Article image

Social media posts predict economic recovery after natural disasters

Experts at the University of Bristol are describing how social media can be used to track economic recovery after natural disasters, including as the COVID-19 pandemic. 

By charting social media data that coincided with three global natural disasters, the researchers were able to accurately estimate the downtime and recovery of small businesses across affected countries. 

Traditional methods for acquiring economic recovery estimates, such as interviews and surveys, can be very time-consuming and expensive. 

The new technique is centered around the assumption that businesses are more active on social media when they are open as opposed to when they are closed.
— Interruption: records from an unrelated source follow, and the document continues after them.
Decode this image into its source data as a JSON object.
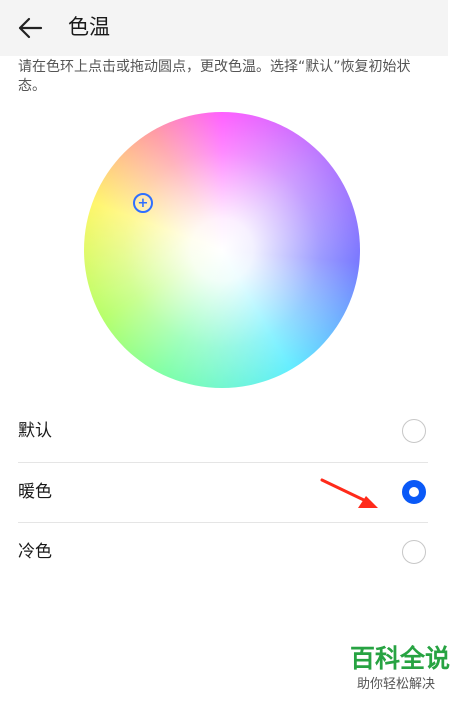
{
  "header": {
    "title": "色温"
  },
  "description": "请在色环上点击或拖动圆点，更改色温。选择“默认”恢复初始状态。",
  "options": [
    {
      "label": "默认",
      "selected": false
    },
    {
      "label": "暖色",
      "selected": true
    },
    {
      "label": "冷色",
      "selected": false
    }
  ],
  "colors": {
    "accent": "#0a59f7",
    "annotation_arrow": "#ff2a1a",
    "watermark": "#27a342"
  },
  "icons": {
    "back": "back-arrow-icon",
    "picker": "plus-icon"
  },
  "watermark": {
    "main": "百科全说",
    "sub": "助你轻松解决"
  }
}
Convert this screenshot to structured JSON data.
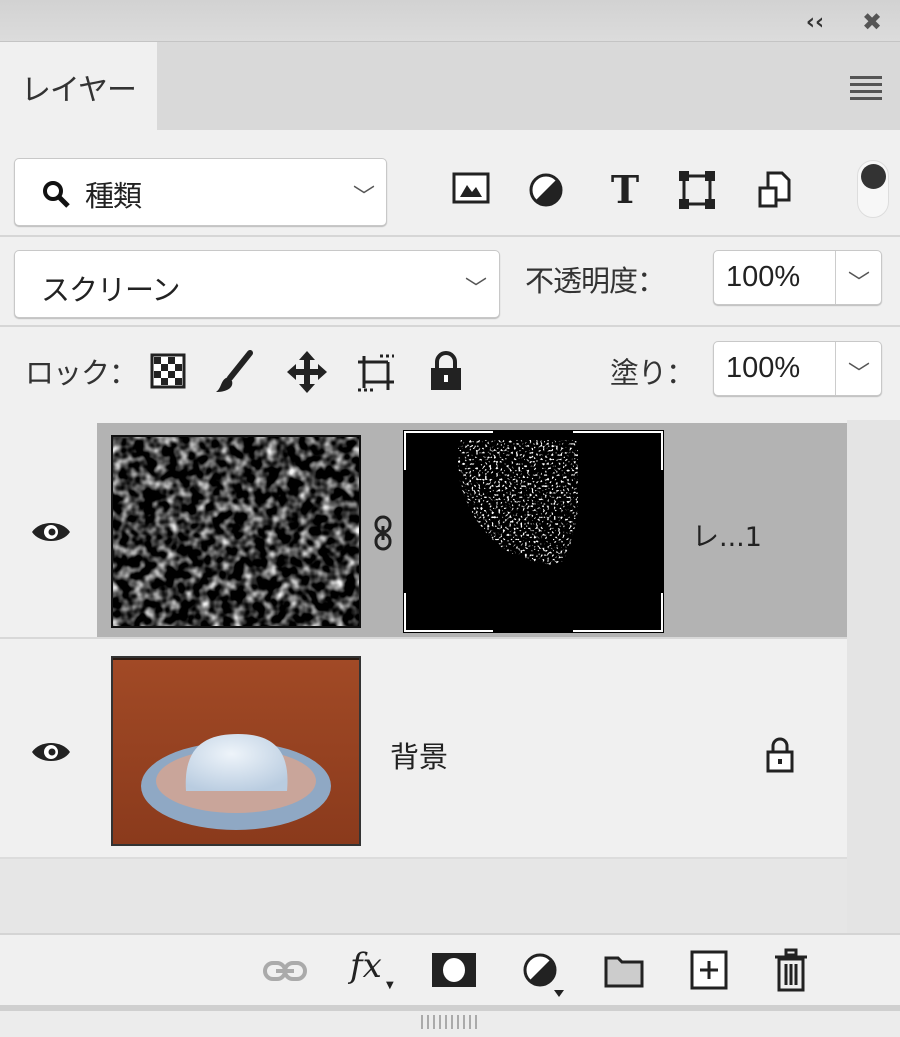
{
  "window": {
    "collapse_icon": "double-chevron-left-icon",
    "close_icon": "close-icon"
  },
  "tab": {
    "label": "レイヤー",
    "menu_icon": "hamburger-menu-icon"
  },
  "filter": {
    "value": "種類",
    "icons": [
      "pixel-layer-filter-icon",
      "adjustment-layer-filter-icon",
      "type-layer-filter-icon",
      "shape-layer-filter-icon",
      "smart-object-filter-icon"
    ]
  },
  "blend": {
    "mode": "スクリーン",
    "opacity_label": "不透明度：",
    "opacity": "100%"
  },
  "lock": {
    "label": "ロック：",
    "fill_label": "塗り：",
    "fill": "100%"
  },
  "layers": [
    {
      "name": "レ...1",
      "visible": true,
      "selected": true,
      "has_mask": true
    },
    {
      "name": "背景",
      "visible": true,
      "selected": false,
      "locked": true
    }
  ],
  "colors": {
    "panel": "#f0f0f0",
    "selected_row": "#b3b3b3",
    "tab_bar": "#d9d9d9"
  }
}
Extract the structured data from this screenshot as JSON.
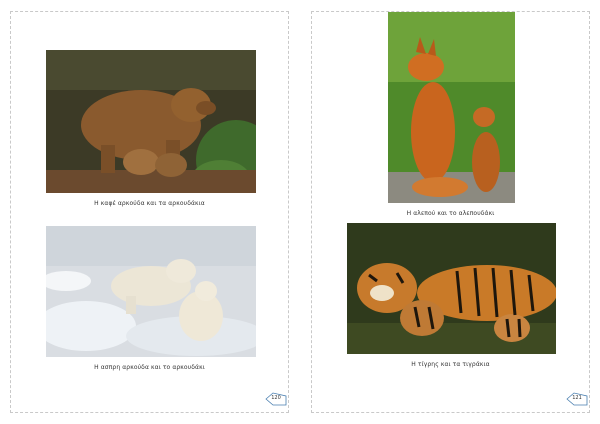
{
  "pages": [
    {
      "number": "120",
      "photos": [
        {
          "subject": "brown bear with cubs",
          "caption": "Η καφέ αρκούδα και τα αρκουδάκια"
        },
        {
          "subject": "polar bear with cub",
          "caption": "Η ασπρη αρκούδα και το αρκουδάκι"
        }
      ]
    },
    {
      "number": "121",
      "photos": [
        {
          "subject": "red fox with kit",
          "caption": "Η αλεπού και το αλεπουδάκι"
        },
        {
          "subject": "tiger with cubs",
          "caption": "Η τίγρης και τα τιγράκια"
        }
      ]
    }
  ]
}
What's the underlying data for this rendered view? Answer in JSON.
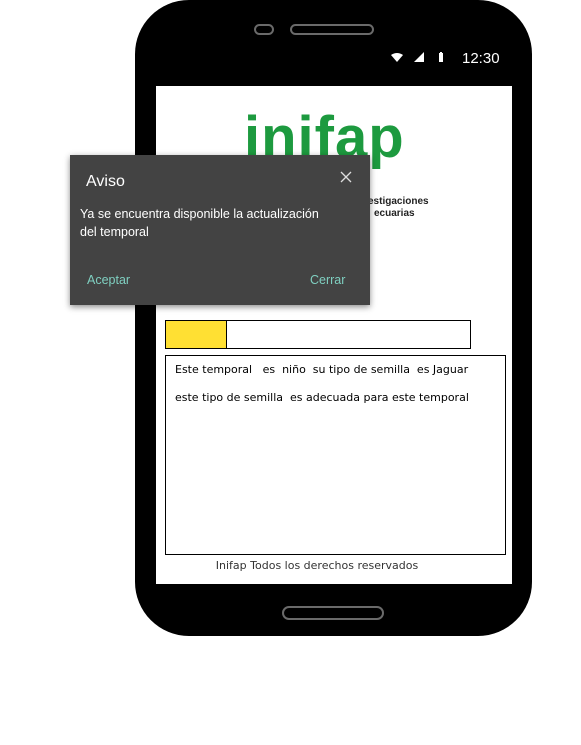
{
  "status_bar": {
    "time": "12:30",
    "icons": [
      "wifi-icon",
      "signal-icon",
      "battery-icon"
    ]
  },
  "logo": {
    "word": "inifap",
    "subtitle_line1": "estigaciones",
    "subtitle_line2": "ecuarias"
  },
  "progress": {
    "fill_fraction": 0.2,
    "fill_color": "#ffe033"
  },
  "message": {
    "line1": "Este temporal   es  niño  su tipo de semilla  es Jaguar",
    "line2": "este tipo de semilla  es adecuada para este temporal"
  },
  "footer": {
    "text": "Inifap Todos los derechos reservados"
  },
  "dialog": {
    "title": "Aviso",
    "body": "Ya se encuentra disponible la actualización del temporal",
    "accept_label": "Aceptar",
    "close_label": "Cerrar",
    "accent_color": "#7fcfc0"
  },
  "colors": {
    "brand_green": "#1d9a3f",
    "dialog_bg": "#434343"
  }
}
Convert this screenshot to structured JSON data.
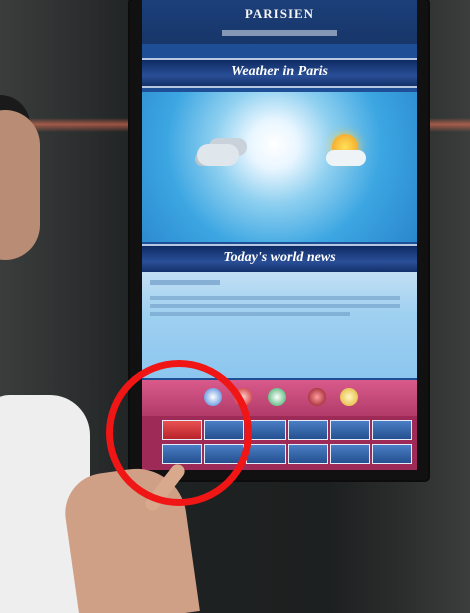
{
  "kiosk": {
    "brand": "PARISIEN",
    "weather_title": "Weather in Paris",
    "news_title": "Today's world news"
  },
  "colors": {
    "highlight_circle": "#f01616",
    "active_tab": "#d63a3a",
    "tab_blue": "#2f63ad",
    "panel_pink": "#b13b6a"
  },
  "icons": [
    "weather-cloudy-icon",
    "weather-sunny-icon",
    "category-dot-icons"
  ]
}
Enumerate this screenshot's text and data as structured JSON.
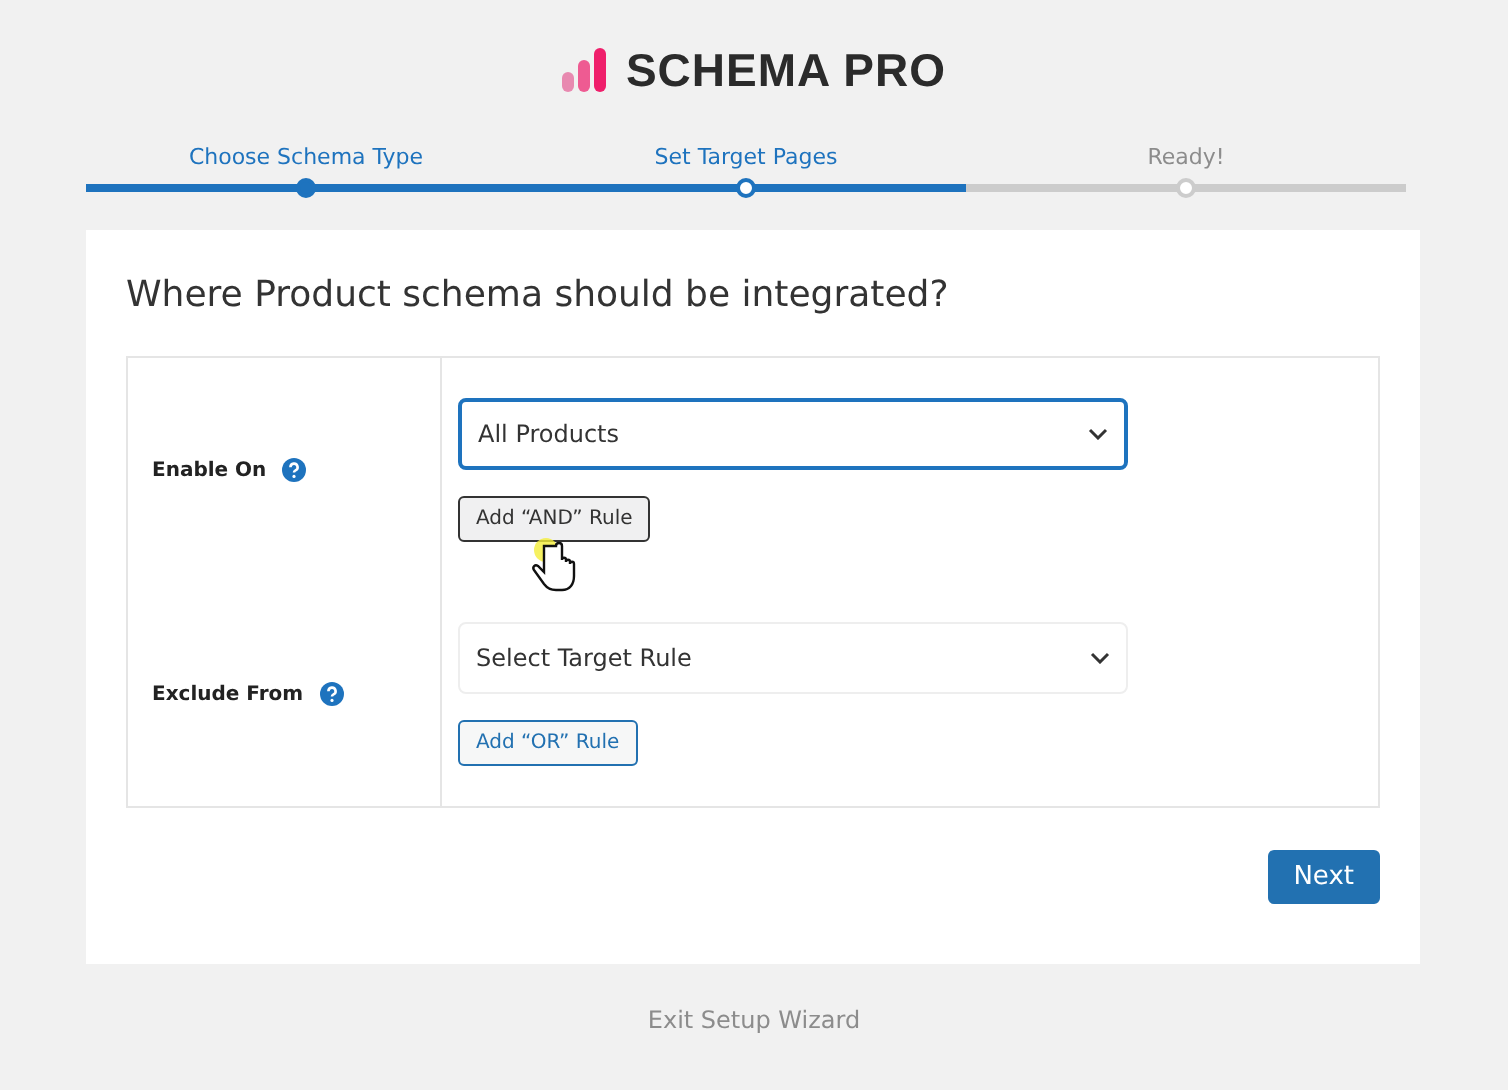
{
  "logo": {
    "title": "SCHEMA PRO"
  },
  "steps": [
    {
      "label": "Choose Schema Type",
      "kind": "done"
    },
    {
      "label": "Set Target Pages",
      "kind": "current"
    },
    {
      "label": "Ready!",
      "kind": "todo"
    }
  ],
  "card": {
    "title": "Where Product schema should be integrated?",
    "rows": [
      {
        "label": "Enable On",
        "select": {
          "value": "All Products",
          "focused": true
        },
        "button": "Add “AND” Rule"
      },
      {
        "label": "Exclude From",
        "select": {
          "placeholder": "Select Target Rule",
          "focused": false
        },
        "button": "Add “OR” Rule"
      }
    ],
    "next_button": "Next"
  },
  "exit_link": "Exit Setup Wizard"
}
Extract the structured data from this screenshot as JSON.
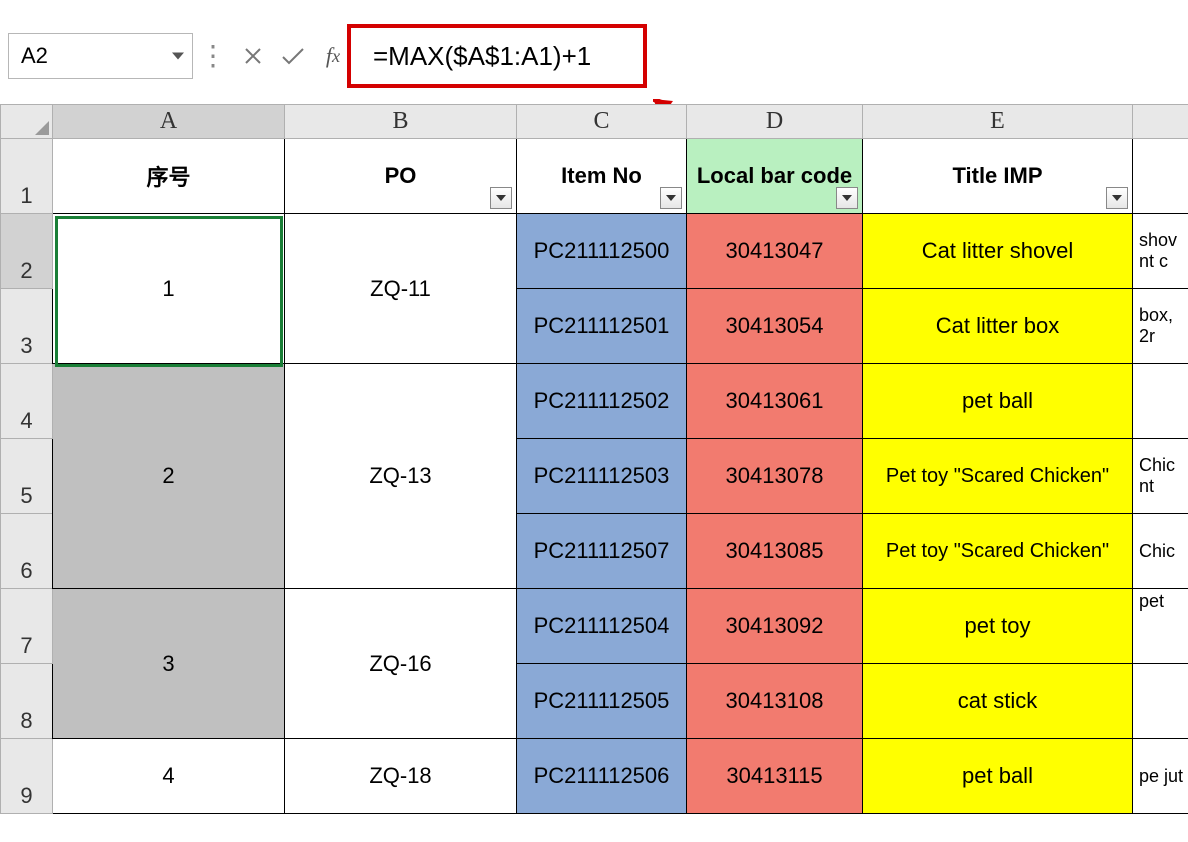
{
  "namebox": {
    "value": "A2"
  },
  "formula": {
    "value": "=MAX($A$1:A1)+1"
  },
  "columns": {
    "corner": "",
    "A": "A",
    "B": "B",
    "C": "C",
    "D": "D",
    "E": "E"
  },
  "headers": {
    "A": "序号",
    "B": "PO",
    "C": "Item No",
    "D": "Local bar code",
    "E": "Title IMP"
  },
  "rows": {
    "r1": "1",
    "r2": "2",
    "r3": "3",
    "r4": "4",
    "r5": "5",
    "r6": "6",
    "r7": "7",
    "r8": "8",
    "r9": "9"
  },
  "groups": [
    {
      "seq": "1",
      "po": "ZQ-11",
      "items": [
        {
          "item": "PC211112500",
          "bar": "30413047",
          "title": "Cat litter shovel",
          "f": "shov\nnt c"
        },
        {
          "item": "PC211112501",
          "bar": "30413054",
          "title": "Cat litter box",
          "f": "box,\n2r"
        }
      ]
    },
    {
      "seq": "2",
      "po": "ZQ-13",
      "items": [
        {
          "item": "PC211112502",
          "bar": "30413061",
          "title": "pet ball",
          "f": ""
        },
        {
          "item": "PC211112503",
          "bar": "30413078",
          "title": "Pet toy \"Scared Chicken\"",
          "f": "Chic\nnt"
        },
        {
          "item": "PC211112507",
          "bar": "30413085",
          "title": "Pet toy \"Scared Chicken\"",
          "f": "Chic"
        }
      ]
    },
    {
      "seq": "3",
      "po": "ZQ-16",
      "items": [
        {
          "item": "PC211112504",
          "bar": "30413092",
          "title": "pet toy",
          "f": "pet"
        },
        {
          "item": "PC211112505",
          "bar": "30413108",
          "title": "cat stick",
          "f": ""
        }
      ]
    },
    {
      "seq": "4",
      "po": "ZQ-18",
      "items": [
        {
          "item": "PC211112506",
          "bar": "30413115",
          "title": "pet ball",
          "f": "pe\njut"
        }
      ]
    }
  ],
  "colors": {
    "highlight_border": "#d40000",
    "blue": "#8aa9d6",
    "red": "#f27b6f",
    "yellow": "#ffff00",
    "green_header": "#b9f0c0"
  }
}
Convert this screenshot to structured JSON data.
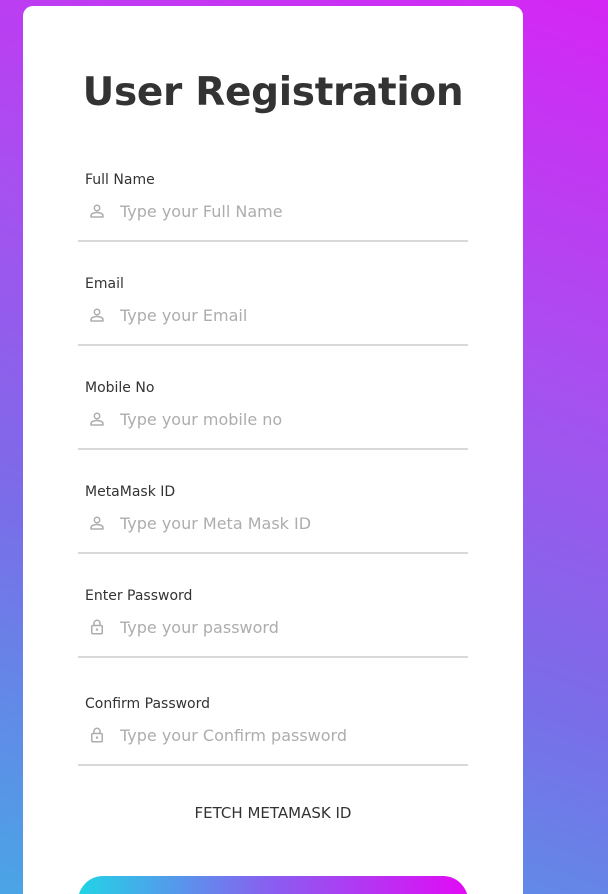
{
  "form": {
    "title": "User Registration",
    "fields": [
      {
        "label": "Full Name",
        "placeholder": "Type your Full Name",
        "icon": "user-icon"
      },
      {
        "label": "Email",
        "placeholder": "Type your Email",
        "icon": "user-icon"
      },
      {
        "label": "Mobile No",
        "placeholder": "Type your mobile no",
        "icon": "user-icon"
      },
      {
        "label": "MetaMask ID",
        "placeholder": "Type your Meta Mask ID",
        "icon": "user-icon"
      },
      {
        "label": "Enter Password",
        "placeholder": "Type your password",
        "icon": "lock-icon"
      },
      {
        "label": "Confirm Password",
        "placeholder": "Type your Confirm password",
        "icon": "lock-icon"
      }
    ],
    "fetch_label": "FETCH METAMASK ID"
  },
  "colors": {
    "background_start": "#d526f4",
    "background_end": "#4aa5e6",
    "card": "#ffffff",
    "title_text": "#333333",
    "placeholder": "#adadad",
    "underline": "#d9d9d9",
    "button_gradient_start": "#21d4e6",
    "button_gradient_end": "#e20af5"
  }
}
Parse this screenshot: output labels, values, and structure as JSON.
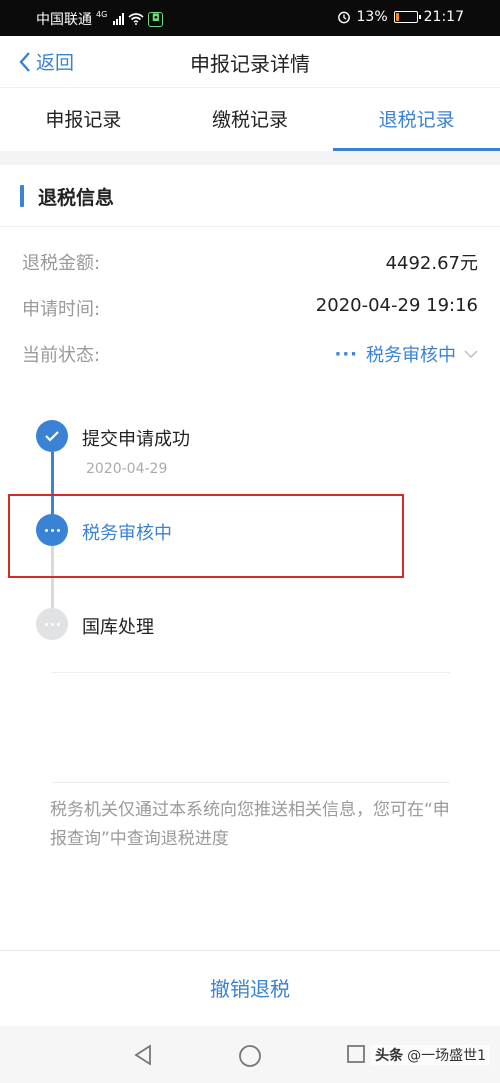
{
  "status_bar": {
    "carrier": "中国联通",
    "network": "4G",
    "battery": "13%",
    "battery_level": 0.13,
    "time": "21:17"
  },
  "header": {
    "back_label": "返回",
    "title": "申报记录详情"
  },
  "tabs": [
    {
      "label": "申报记录",
      "active": false
    },
    {
      "label": "缴税记录",
      "active": false
    },
    {
      "label": "退税记录",
      "active": true
    }
  ],
  "section": {
    "title": "退税信息"
  },
  "info": {
    "amount_label": "退税金额:",
    "amount_value": "4492.67元",
    "time_label": "申请时间:",
    "time_value": "2020-04-29 19:16",
    "status_label": "当前状态:",
    "status_value": "税务审核中"
  },
  "timeline": [
    {
      "label": "提交申请成功",
      "date": "2020-04-29",
      "state": "done"
    },
    {
      "label": "税务审核中",
      "date": "",
      "state": "current"
    },
    {
      "label": "国库处理",
      "date": "",
      "state": "pending"
    }
  ],
  "notice": "税务机关仅通过本系统向您推送相关信息，您可在“申报查询”中查询退税进度",
  "bottom_action": "撤销退税",
  "watermark": {
    "logo": "头条",
    "text": "@一场盛世1"
  },
  "colors": {
    "accent": "#3a83d4",
    "highlight": "#d62a2a"
  }
}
The researchers theorized that it is possible to deduce whether a group of businesses is recovering based on the aggregate number of their social media posts over time.

To investigate, the team analyzed the public Facebook posts of local businesses in the time before, during, and after three natural disasters: the 2015 Gorkha earthquake in Nepal, the 2017 Chiapas earthquake in Mexico, and the 2017 hurricane Maria in Puerto Rico.

The researchers validated the analysis by comparing their economic recovery estimates to the results of field surveys, official reports, Facebook surveys, and other studies. 

“The challenge of nowcasting the effect of natural hazards such as earthquakes, floods, hurricanes, and pandemics on assets, people and society has never been more timely than ever for assessing the ability of countries to recover from extreme events,” said study lead author Dr. Filippo Simini.

“Often, small to medium-sized businesses slip through the net of the traditional monitoring process of recovery. We noticed in areas struck by natural hazard events that not all areas and populations react in the same way.”

“We had the idea of supporting post-emergency deployment of resources after a natural hazard event using public Facebook posts of businesses to measure how a specific region is recovering after the event. It was amazing to find out that the approach was providing information on the recovery in ‘real time’,” explained study co-author Dr. Flavia De Luca. “We would like to test the method to measure the economic impact of the COVID-19 pandemic.”

The study is published in the journal Nature Communications.

By Chrissy Sexton, Staff Writer


News coming your way
The biggest news about our planet delivered to you each day